  • Urinary Retention: Sometimes, a bladder that has been severely obstructed for many years can lose its ability to contract (squeeze) properly. If you presented with long-standing urinary retention (complete inability to urinate), this may not resolve following a urethroplasty procedure. You may need to be taught to catheterize yourself after the procedure. Patients whose retention was more sudden and painful are quite likely to void after the procedure.
  • Injury from Suprapubic Tube: If a suprapubic tube is being placed (again when access to the urethra is needed from above), it can rarely puncture a structure adjacentto the bladder. Although rare in any instance, the small intestine is the most commonly involved organ. When recognized, a general surgeon may need to be consulted. Surgery on the small intestine may be necessary.
  • Erectile Dysfunction: Because the nerves stimulating erections run alongside certain portions of the urethra, they can be injured despite all attempts to void them during dissection. Following nerve injury, a patient may have partial or complete inability to achieve an erection. Often, the injury or infection that caused the stricture will also have already caused injury to these nerves as well. In that case, many patients will have partial or complete erectile dysfunction (impotence) prior to the surgery.

We provide this literature for patients and family members. It is intended to be an educational supplement that highlights some of the important points of what we have previously discussed in the office. Alternative treatments, the purpose of the procedure/surgery, and the points in this handout have been covered in our face-to-face consultation(s).

The information contained in this document is intended solely to inform and educate and should not be used as a substitute for medical evaluation, advice, diagnosis or treatment by a physician or other healthcare professional.
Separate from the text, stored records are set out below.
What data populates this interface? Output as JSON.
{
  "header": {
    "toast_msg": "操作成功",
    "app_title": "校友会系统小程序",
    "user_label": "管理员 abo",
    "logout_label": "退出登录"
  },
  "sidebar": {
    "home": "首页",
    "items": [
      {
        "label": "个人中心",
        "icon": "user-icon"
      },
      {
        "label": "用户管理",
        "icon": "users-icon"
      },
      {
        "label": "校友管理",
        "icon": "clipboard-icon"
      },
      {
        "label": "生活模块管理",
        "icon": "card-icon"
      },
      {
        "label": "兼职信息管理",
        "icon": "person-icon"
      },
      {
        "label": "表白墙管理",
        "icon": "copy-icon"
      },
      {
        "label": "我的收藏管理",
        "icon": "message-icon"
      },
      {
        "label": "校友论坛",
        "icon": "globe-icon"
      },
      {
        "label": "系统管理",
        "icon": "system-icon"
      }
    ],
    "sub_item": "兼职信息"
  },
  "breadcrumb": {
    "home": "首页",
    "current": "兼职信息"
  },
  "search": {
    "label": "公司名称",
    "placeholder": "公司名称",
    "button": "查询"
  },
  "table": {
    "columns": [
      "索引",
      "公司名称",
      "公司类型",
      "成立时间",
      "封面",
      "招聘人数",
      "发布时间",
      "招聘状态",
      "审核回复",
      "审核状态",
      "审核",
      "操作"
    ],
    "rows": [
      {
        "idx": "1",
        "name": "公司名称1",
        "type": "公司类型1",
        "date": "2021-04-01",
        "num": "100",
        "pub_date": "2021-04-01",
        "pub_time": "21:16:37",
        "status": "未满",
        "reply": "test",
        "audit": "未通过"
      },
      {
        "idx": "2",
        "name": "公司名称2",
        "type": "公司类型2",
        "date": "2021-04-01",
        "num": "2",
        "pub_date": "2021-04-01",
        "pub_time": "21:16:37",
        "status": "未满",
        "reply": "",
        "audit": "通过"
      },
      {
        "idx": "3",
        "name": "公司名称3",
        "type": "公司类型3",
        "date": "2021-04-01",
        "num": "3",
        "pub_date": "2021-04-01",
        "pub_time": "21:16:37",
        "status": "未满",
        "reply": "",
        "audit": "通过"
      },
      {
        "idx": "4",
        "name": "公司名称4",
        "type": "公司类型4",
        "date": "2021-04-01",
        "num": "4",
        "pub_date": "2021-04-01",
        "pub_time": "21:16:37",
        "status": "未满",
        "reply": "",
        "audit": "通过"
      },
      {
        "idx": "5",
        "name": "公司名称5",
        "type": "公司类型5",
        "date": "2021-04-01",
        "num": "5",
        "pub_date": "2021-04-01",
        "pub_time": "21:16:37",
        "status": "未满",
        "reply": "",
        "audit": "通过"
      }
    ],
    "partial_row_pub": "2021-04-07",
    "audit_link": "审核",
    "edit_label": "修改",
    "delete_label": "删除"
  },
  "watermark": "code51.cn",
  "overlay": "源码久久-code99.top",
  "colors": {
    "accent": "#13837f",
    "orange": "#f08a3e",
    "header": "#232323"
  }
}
While Delta Medix endeavors to ensure the reliability of information, such information is subject to change as new health information becomes available. Delta Medix cannot and does not guaranty the accuracy or completeness of the information contained in this document, and assumes no liability for its content or for any errors or omissions. Please call your doctor if you have any questions.

Delta Medix, P.C.